Exercise description ->
What lines of the material below hold the string "единица"? Copy them out.

Dataset content ->
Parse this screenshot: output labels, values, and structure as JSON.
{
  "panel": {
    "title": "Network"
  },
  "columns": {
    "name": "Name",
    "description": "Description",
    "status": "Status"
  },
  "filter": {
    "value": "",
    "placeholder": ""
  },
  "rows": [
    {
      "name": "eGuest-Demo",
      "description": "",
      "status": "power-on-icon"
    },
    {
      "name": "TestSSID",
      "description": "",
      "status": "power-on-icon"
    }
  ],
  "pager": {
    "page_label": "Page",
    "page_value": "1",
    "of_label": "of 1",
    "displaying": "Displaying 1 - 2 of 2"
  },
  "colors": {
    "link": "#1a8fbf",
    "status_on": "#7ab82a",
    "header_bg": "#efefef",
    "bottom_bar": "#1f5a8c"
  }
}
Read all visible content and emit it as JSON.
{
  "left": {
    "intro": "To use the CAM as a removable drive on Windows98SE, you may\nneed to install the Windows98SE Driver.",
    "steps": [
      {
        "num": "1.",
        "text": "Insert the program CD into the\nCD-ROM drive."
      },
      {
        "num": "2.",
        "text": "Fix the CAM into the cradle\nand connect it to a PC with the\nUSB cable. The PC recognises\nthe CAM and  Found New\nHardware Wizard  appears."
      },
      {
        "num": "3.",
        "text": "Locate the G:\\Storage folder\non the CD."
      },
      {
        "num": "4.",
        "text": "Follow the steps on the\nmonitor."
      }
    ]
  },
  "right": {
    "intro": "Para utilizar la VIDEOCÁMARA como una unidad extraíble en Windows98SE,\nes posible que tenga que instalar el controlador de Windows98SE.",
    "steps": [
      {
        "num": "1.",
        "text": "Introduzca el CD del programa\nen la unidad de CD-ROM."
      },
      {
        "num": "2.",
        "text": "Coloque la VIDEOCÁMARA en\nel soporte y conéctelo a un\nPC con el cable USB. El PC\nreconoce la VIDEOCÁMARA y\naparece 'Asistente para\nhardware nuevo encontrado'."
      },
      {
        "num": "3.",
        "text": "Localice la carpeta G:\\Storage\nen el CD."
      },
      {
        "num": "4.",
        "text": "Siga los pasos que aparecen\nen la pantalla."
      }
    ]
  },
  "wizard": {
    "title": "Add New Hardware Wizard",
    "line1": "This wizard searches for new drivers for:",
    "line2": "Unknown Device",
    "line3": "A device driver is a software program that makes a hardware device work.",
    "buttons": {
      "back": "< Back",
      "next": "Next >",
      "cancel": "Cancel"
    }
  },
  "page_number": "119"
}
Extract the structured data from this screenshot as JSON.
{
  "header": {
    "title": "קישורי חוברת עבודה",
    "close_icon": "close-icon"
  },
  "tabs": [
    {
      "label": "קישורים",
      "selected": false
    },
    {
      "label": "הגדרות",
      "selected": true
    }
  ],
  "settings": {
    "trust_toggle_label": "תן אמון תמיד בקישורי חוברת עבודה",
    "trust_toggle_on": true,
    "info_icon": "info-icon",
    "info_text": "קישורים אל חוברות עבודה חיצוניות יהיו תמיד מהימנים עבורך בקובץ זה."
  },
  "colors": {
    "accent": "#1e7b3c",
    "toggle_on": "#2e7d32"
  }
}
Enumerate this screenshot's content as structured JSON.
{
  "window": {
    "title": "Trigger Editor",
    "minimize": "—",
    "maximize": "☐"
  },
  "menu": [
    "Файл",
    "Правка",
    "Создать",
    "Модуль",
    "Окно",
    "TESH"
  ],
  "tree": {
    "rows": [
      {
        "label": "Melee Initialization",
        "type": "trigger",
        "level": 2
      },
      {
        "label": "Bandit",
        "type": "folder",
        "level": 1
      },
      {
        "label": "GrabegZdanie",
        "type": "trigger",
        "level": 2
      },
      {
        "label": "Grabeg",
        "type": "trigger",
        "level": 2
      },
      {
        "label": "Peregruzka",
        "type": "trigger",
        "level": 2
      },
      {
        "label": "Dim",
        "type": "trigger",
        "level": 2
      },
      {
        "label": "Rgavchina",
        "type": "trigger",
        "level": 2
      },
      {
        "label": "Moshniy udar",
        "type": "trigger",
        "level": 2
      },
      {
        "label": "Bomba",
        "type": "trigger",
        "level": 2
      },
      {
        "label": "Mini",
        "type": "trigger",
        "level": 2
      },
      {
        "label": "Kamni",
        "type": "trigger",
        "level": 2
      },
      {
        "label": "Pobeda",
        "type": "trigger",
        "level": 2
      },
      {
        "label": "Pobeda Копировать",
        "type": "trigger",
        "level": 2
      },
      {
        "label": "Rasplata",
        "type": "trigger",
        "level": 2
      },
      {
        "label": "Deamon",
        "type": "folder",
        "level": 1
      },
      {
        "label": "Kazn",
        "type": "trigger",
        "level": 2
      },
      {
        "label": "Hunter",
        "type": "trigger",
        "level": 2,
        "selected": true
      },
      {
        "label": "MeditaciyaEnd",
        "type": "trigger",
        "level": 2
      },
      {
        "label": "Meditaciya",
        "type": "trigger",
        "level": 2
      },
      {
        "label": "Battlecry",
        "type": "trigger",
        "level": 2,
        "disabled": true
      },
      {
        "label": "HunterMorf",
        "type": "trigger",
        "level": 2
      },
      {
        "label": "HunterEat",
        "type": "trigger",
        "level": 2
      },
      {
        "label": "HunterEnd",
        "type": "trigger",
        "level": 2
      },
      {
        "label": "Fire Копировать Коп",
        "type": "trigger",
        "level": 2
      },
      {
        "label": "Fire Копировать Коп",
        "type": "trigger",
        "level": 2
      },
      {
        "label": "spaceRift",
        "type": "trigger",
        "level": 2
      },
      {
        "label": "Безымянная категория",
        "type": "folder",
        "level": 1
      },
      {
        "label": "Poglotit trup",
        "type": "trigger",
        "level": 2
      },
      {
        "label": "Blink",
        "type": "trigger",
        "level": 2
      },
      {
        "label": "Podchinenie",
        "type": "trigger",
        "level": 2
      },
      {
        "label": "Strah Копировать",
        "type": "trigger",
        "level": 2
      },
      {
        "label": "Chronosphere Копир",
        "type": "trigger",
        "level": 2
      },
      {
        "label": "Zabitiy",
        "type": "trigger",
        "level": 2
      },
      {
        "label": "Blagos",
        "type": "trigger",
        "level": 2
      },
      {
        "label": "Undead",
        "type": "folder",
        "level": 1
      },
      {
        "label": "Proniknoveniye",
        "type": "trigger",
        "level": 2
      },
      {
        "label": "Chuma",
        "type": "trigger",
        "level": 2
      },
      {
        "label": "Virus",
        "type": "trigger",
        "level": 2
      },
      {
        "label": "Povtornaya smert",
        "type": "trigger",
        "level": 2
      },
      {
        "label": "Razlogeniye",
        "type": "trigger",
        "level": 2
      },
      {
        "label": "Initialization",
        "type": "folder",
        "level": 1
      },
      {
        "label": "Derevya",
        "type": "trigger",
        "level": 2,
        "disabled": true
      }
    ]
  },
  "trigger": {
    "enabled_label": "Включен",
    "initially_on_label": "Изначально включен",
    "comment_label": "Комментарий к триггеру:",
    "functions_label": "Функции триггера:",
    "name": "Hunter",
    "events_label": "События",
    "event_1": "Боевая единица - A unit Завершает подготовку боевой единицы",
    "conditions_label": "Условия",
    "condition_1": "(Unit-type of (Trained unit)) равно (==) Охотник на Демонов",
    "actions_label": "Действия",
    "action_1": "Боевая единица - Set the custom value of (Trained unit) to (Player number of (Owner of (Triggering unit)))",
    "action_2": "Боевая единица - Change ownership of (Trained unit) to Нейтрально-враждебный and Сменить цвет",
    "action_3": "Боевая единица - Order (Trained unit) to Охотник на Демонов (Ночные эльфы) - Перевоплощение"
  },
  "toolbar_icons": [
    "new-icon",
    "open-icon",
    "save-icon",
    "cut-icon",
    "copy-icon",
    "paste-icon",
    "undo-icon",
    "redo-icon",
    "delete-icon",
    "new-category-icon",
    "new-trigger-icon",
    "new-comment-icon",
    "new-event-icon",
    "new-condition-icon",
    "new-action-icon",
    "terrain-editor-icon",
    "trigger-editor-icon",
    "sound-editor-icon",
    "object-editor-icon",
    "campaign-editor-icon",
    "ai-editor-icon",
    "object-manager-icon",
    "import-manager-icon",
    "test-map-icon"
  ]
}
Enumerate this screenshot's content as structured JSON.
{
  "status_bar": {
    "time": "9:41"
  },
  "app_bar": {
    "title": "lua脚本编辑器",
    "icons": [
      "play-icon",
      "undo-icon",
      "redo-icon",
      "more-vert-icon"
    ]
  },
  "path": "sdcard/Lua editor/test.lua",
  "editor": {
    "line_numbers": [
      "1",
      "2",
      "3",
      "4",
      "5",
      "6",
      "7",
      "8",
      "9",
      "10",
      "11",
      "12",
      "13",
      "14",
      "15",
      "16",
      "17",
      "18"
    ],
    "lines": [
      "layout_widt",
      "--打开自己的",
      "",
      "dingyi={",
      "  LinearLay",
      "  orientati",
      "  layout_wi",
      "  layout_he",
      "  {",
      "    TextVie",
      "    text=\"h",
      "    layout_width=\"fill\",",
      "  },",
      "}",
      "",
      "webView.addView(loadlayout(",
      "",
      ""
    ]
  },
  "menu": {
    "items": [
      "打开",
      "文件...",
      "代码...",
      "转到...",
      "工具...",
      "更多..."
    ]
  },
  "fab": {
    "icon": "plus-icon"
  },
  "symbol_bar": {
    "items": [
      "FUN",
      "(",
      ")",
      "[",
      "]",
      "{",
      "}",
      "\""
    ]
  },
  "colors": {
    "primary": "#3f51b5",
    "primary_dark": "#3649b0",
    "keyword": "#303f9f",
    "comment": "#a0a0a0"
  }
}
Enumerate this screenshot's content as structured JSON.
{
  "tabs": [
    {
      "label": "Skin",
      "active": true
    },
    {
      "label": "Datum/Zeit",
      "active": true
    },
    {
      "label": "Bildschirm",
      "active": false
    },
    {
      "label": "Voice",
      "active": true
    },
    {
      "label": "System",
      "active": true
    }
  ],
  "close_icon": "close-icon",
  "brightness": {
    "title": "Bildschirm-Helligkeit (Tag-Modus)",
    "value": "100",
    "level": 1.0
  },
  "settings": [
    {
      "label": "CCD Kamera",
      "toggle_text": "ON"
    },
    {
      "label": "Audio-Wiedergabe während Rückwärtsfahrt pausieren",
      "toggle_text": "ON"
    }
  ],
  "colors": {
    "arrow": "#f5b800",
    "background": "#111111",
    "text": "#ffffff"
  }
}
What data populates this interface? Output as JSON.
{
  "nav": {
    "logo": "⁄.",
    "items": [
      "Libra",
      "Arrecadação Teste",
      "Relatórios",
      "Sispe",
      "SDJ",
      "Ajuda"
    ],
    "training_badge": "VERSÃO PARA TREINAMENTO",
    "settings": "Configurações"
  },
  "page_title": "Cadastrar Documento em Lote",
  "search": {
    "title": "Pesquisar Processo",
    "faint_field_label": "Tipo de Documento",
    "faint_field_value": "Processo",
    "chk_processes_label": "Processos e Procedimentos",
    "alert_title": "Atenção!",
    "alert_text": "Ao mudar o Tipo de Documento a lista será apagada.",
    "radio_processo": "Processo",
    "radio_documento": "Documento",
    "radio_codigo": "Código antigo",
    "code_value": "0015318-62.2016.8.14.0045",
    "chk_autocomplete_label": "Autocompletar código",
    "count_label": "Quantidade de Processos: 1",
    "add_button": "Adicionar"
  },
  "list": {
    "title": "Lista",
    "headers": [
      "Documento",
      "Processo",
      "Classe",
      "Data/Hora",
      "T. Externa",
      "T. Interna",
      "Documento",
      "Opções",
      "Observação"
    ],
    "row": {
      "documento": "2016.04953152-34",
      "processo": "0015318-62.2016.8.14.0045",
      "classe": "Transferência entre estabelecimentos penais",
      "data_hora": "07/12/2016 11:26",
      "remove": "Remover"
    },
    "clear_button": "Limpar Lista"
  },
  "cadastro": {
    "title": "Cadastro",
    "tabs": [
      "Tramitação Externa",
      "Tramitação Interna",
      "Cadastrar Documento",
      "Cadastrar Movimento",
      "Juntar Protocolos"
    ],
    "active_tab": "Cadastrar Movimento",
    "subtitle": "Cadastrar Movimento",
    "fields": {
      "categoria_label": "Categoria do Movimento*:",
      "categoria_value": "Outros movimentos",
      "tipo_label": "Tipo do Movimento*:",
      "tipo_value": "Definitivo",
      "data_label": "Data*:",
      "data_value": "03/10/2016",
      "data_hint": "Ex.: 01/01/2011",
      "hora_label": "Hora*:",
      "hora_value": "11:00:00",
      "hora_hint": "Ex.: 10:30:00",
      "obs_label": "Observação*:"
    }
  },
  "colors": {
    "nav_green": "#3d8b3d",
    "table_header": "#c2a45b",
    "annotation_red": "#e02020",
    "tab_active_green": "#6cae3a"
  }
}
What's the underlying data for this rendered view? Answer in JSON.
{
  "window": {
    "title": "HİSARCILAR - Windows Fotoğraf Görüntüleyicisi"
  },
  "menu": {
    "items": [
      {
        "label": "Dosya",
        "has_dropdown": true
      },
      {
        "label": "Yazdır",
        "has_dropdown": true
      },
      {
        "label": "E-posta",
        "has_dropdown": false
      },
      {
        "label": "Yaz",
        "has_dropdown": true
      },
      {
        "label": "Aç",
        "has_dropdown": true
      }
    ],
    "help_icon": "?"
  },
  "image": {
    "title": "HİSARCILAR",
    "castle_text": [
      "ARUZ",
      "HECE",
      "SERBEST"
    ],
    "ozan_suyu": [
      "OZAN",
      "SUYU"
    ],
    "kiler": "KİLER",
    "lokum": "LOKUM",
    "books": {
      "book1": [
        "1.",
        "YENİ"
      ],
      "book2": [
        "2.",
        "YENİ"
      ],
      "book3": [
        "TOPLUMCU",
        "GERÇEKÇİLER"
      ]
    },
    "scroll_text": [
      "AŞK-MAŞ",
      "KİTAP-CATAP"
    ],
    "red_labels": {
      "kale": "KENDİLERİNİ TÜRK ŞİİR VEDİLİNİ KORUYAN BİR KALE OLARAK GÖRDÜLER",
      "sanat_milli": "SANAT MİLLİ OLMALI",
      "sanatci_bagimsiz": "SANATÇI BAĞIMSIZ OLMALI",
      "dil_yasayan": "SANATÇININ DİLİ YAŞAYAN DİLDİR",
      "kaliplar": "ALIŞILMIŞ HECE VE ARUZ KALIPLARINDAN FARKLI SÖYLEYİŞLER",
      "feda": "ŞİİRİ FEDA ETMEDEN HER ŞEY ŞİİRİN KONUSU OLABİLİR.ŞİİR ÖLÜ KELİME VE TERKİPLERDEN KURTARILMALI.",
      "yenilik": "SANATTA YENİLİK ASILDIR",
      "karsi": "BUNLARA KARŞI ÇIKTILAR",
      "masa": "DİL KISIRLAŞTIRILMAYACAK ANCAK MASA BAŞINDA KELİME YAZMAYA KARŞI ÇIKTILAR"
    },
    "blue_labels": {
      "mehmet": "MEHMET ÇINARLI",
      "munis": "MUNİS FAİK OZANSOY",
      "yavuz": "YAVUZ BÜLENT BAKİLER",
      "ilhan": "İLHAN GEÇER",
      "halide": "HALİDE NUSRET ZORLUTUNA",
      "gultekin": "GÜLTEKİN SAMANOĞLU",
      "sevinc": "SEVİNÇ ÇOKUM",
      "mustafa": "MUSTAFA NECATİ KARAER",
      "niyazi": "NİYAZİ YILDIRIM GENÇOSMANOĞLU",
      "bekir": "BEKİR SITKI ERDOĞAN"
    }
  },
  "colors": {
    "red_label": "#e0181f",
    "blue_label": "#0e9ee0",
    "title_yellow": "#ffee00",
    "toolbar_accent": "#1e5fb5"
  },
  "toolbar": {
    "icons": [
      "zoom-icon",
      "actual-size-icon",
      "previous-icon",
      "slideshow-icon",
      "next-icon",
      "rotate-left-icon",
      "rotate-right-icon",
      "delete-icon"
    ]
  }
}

Answer to this task ->
    "event_1": "Боевая единица - A unit Завершает подготовку боевой единицы",
    "action_1": "Боевая единица - Set the custom value of (Trained unit) to (Player number of (Owner of (Triggering unit)))",
    "action_2": "Боевая единица - Change ownership of (Trained unit) to Нейтрально-враждебный and Сменить цвет",
    "action_3": "Боевая единица - Order (Trained unit) to Охотник на Демонов (Ночные эльфы) - Перевоплощение"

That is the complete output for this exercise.